_TASK REQUIREMENTS_
Please give the whole listing again word for word, and drop any pictures it holds.

START RECORDS

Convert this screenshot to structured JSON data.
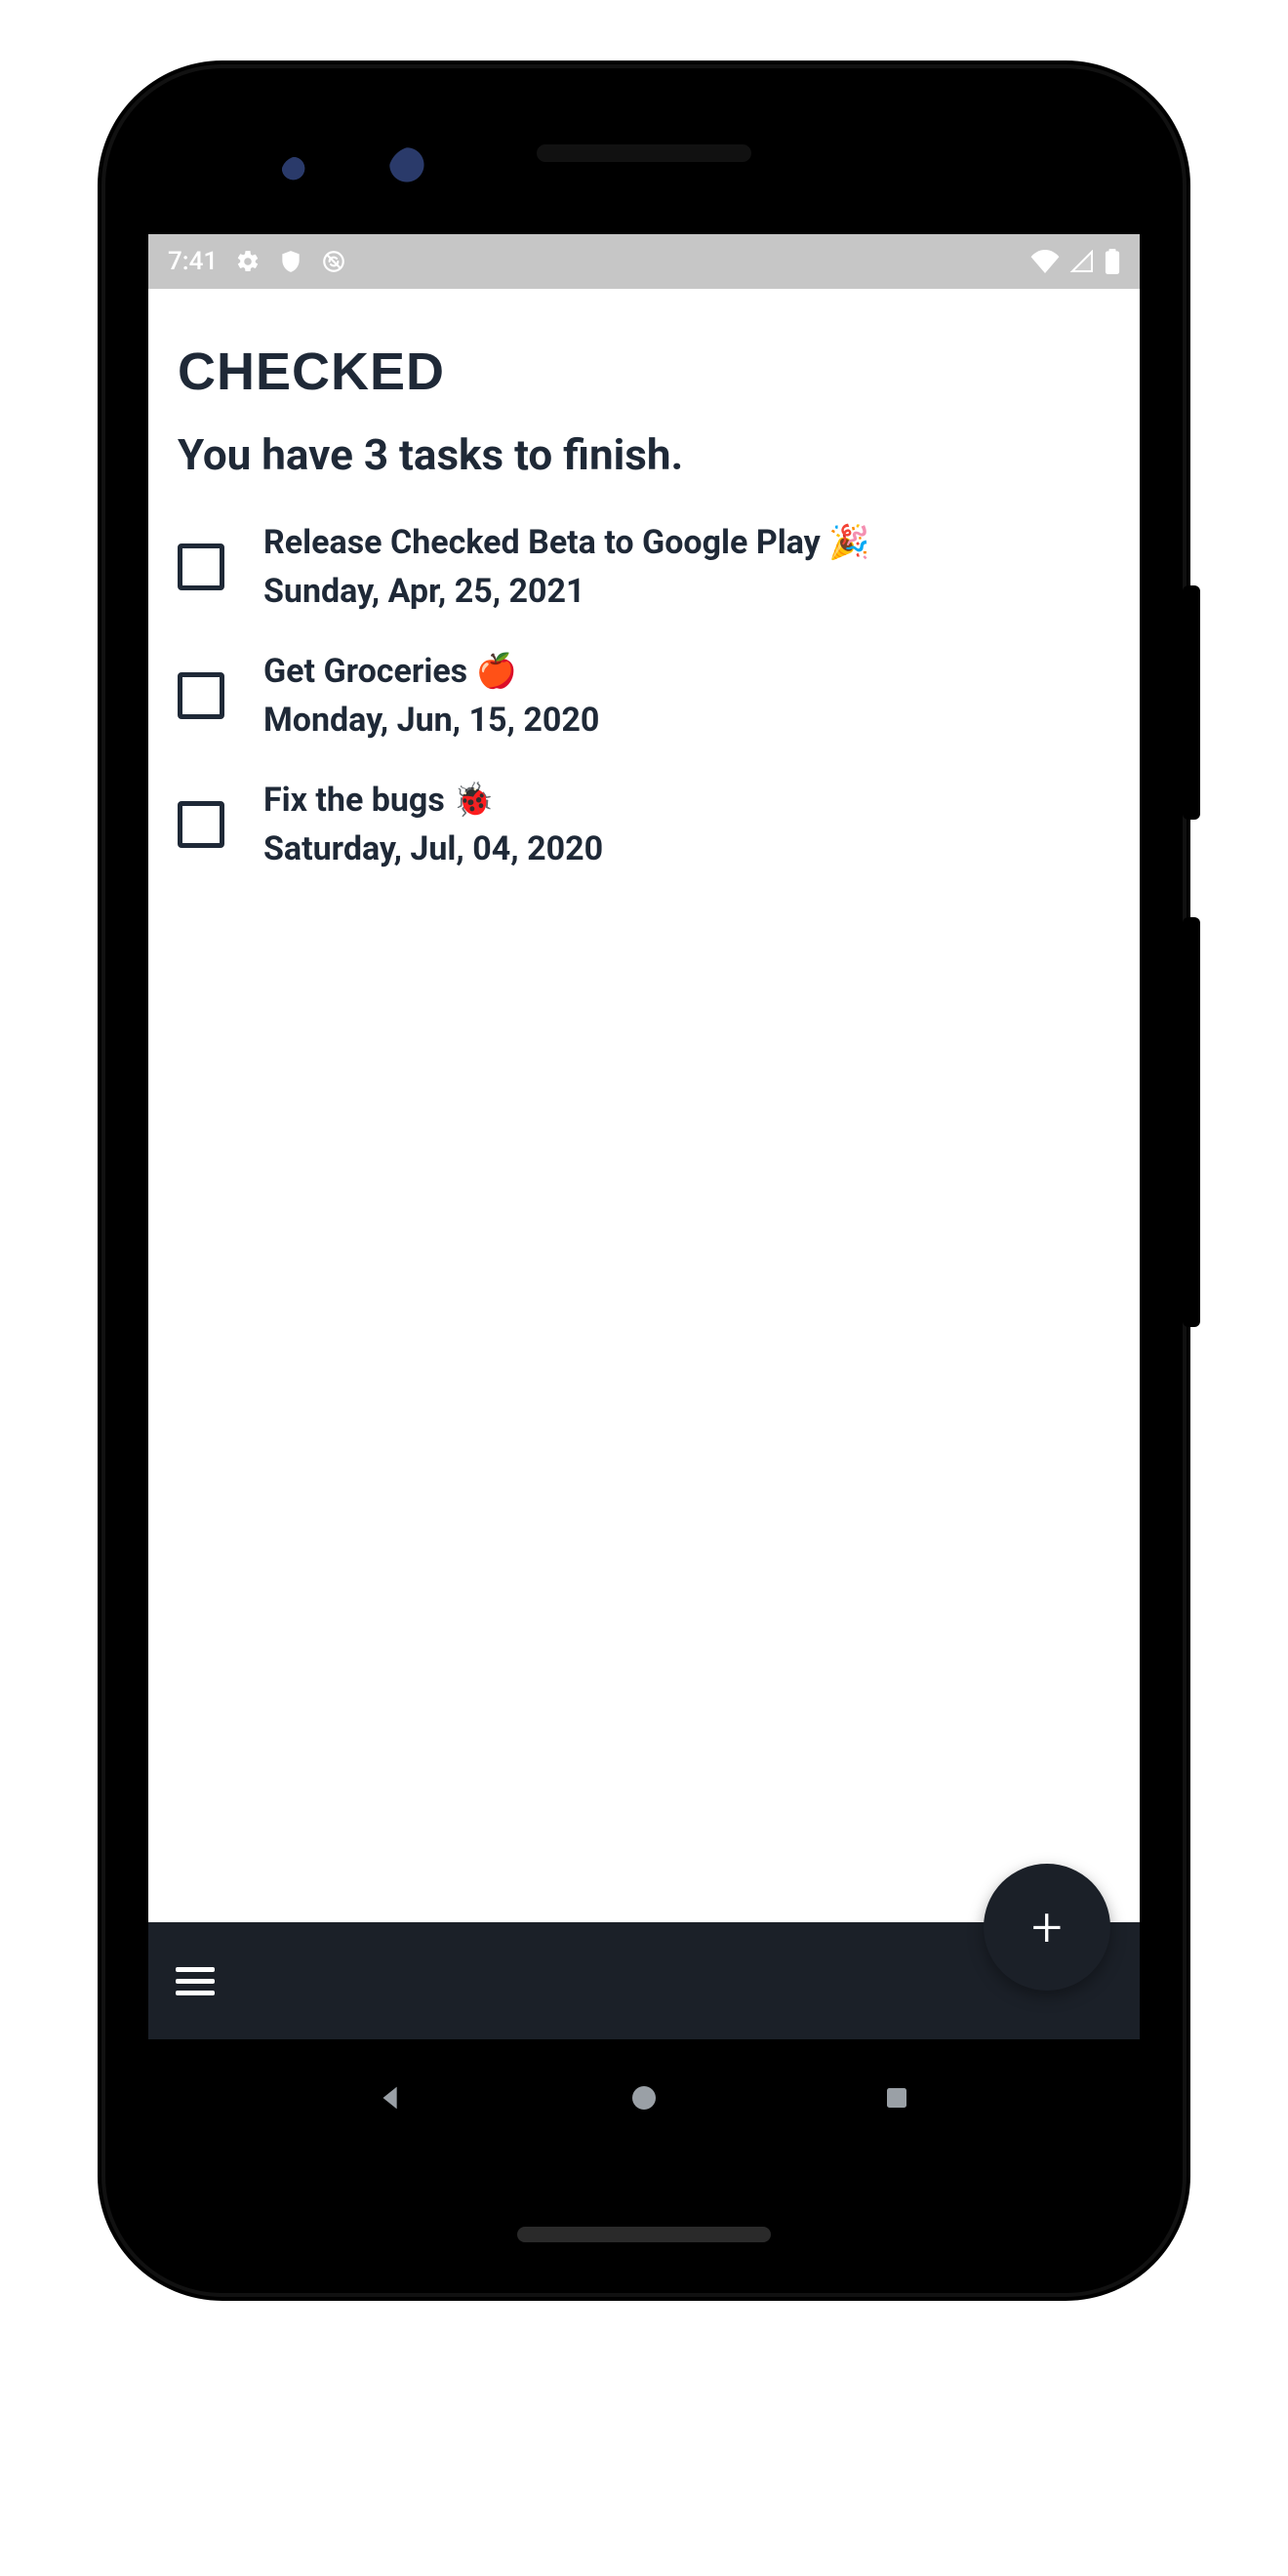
{
  "statusbar": {
    "time": "7:41"
  },
  "app": {
    "title": "CHECKED",
    "subtitle": "You have 3 tasks to finish.",
    "tasks": [
      {
        "title": "Release Checked Beta to Google Play 🎉",
        "date": "Sunday, Apr, 25, 2021",
        "checked": false
      },
      {
        "title": "Get Groceries 🍎",
        "date": "Monday, Jun, 15, 2020",
        "checked": false
      },
      {
        "title": "Fix the bugs 🐞",
        "date": "Saturday, Jul, 04, 2020",
        "checked": false
      }
    ]
  },
  "icons": {
    "fab_plus": "+"
  }
}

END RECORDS

_ANSWER TO THE PROBLEM_
Convert this screenshot to structured JSON data.
{
  "statusbar": {
    "time": "7:41"
  },
  "app": {
    "title": "CHECKED",
    "subtitle": "You have 3 tasks to finish.",
    "tasks": [
      {
        "title": "Release Checked Beta to Google Play 🎉",
        "date": "Sunday, Apr, 25, 2021",
        "checked": false
      },
      {
        "title": "Get Groceries 🍎",
        "date": "Monday, Jun, 15, 2020",
        "checked": false
      },
      {
        "title": "Fix the bugs 🐞",
        "date": "Saturday, Jul, 04, 2020",
        "checked": false
      }
    ]
  },
  "icons": {
    "fab_plus": "+"
  }
}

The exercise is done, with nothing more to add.